Your guide to Santee Cooper Country

February 02, 2015   By Willard Strong in Santee Cooper Lakes
If you ever get the urge to pack up and "head to Santee" for day trip, weekend or week-long vacation, one basic question might come to mind: How to begin planning a trip to enjoy the many recreational opportunities on lakes Marion and Moultrie?

You're in luck because if you don't know already about it, there's a tremendous resource available that offers a lot about the five counties (Berkeley, Calhoun, Clarendon, Orangeburg, Sumter) surrounding the lakes. It's the Santee Cooper Counties Promotion Commission , one of 11 regional tourism commissions statewide. They're commonly known as "Santee Cooper Country."

Every year they publish the "Santee Cooper Country Visitors' Guide," and the 54-page 2015 version was recently released in booklet form (free) or online at . It's packed with information including 45 destinations or businesses on or near the Santee Cooper Lakes.
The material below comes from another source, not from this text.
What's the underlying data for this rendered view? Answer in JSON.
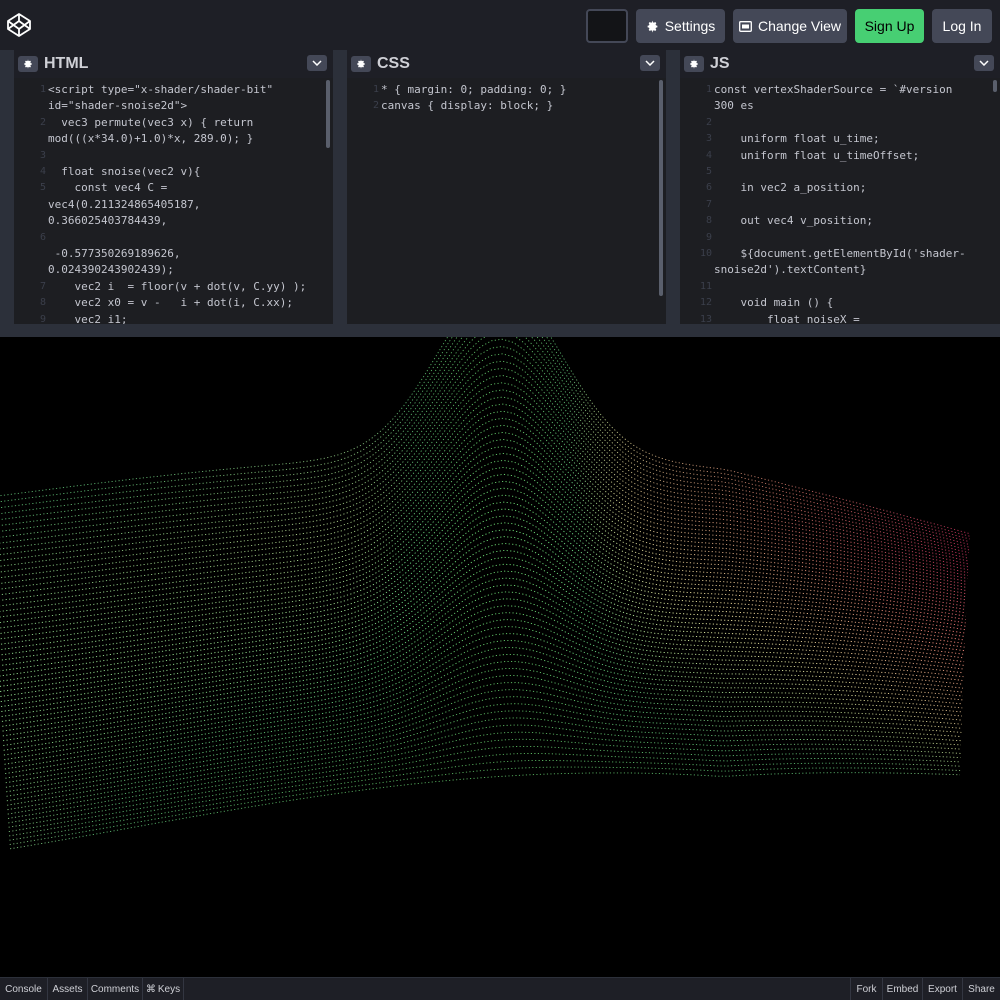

Topics include fishing, golfing, hunting,... Continue Reading >>

Give Your Heat Pump a Helping Hand

January 02, 2015   By Willard Strong in Reduce The Use
By the time you read this, we will have endured another cold snap.

For us genteel southerners of the Southeast, this meant morning temperatures in the upper teens and a day when it barely got above freezing.

I'm fond of saying we really don't know what cold is, a position heartily affirmed by co-workers who grew up far north of the Lowcountry. We live in the "heat pump belt." Since the heat pump was perfected in the mid-1960s, it largely replaced window air-conditioning units, a lifestyle-altering development that made Southern summers less brutal and bearable. In the winter, it magically heated our homes with the flip of a switch.

While some window units feature an electric heat option, most just offer relief from oppressive high temperatures and humidity. In the pre-heat pump era, I lived in a house that had oil heat, and back in the early 1960s a gallon of heating oil was in the 25-cents-a-gallon range, or even less.

I... Continue Reading >>